GIVEN INFORMATION
Content starts
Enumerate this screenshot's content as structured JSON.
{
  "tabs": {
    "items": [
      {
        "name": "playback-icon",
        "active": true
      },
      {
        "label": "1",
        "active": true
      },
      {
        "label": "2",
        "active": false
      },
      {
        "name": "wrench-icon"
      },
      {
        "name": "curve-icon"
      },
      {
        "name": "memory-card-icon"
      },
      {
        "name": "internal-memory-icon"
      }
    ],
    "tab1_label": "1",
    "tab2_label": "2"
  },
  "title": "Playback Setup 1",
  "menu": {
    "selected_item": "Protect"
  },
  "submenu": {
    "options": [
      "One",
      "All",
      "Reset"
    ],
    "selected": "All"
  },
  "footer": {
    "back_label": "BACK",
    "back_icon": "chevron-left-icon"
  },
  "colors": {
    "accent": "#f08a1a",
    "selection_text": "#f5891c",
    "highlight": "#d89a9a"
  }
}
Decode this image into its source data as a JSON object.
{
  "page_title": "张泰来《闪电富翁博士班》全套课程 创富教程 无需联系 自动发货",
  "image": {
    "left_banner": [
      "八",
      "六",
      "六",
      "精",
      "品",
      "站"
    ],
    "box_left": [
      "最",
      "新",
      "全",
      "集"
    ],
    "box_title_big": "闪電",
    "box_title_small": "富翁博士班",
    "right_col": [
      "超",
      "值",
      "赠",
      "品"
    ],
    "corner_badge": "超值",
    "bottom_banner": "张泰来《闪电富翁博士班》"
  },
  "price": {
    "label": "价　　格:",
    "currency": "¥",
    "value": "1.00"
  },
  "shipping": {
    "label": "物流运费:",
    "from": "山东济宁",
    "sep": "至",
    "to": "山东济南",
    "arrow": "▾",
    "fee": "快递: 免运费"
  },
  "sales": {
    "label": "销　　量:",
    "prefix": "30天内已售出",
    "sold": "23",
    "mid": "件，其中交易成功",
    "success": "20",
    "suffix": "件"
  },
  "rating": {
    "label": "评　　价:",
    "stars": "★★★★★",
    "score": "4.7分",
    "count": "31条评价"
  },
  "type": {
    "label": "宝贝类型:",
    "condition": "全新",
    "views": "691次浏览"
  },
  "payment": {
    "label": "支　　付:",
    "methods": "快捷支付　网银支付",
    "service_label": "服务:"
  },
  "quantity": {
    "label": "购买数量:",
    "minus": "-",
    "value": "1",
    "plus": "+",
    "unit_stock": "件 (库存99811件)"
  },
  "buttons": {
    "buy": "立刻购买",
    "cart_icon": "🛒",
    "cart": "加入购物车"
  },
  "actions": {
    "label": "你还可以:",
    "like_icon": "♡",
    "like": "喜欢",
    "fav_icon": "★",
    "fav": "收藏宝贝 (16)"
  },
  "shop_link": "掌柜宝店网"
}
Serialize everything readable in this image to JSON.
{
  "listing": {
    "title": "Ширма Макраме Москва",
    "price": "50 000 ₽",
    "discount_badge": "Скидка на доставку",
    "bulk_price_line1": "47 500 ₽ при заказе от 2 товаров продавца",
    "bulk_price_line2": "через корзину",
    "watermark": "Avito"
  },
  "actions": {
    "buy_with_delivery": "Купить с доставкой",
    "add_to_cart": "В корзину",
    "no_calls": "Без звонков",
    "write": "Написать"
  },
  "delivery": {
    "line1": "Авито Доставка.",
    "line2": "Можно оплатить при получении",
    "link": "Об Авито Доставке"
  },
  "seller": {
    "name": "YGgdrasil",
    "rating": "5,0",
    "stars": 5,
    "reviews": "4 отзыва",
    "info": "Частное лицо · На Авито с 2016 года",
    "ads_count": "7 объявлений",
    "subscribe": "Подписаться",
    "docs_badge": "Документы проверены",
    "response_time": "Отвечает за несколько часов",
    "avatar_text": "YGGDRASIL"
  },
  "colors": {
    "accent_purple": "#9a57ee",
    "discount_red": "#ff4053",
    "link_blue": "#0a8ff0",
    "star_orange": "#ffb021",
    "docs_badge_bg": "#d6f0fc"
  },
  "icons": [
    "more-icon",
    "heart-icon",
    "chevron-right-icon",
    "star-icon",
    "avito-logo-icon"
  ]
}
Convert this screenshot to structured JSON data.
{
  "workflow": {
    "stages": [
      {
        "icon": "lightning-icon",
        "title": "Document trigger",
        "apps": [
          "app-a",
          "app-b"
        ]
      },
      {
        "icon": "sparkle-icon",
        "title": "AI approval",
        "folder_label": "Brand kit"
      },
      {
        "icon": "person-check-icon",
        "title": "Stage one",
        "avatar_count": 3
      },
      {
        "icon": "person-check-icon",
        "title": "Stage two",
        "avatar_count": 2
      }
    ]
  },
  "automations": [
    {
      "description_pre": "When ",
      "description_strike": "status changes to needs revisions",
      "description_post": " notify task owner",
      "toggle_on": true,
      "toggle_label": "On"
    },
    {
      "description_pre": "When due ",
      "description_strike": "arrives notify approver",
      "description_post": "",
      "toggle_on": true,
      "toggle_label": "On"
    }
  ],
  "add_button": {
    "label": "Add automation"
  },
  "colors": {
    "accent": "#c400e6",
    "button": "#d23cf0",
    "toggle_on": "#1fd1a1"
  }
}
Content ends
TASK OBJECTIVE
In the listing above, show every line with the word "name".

EXERCISE SOLUTION
        "name": "playback-icon",
        "name": "wrench-icon"
        "name": "curve-icon"
        "name": "memory-card-icon"
        "name": "internal-memory-icon"
    "name": "YGgdrasil",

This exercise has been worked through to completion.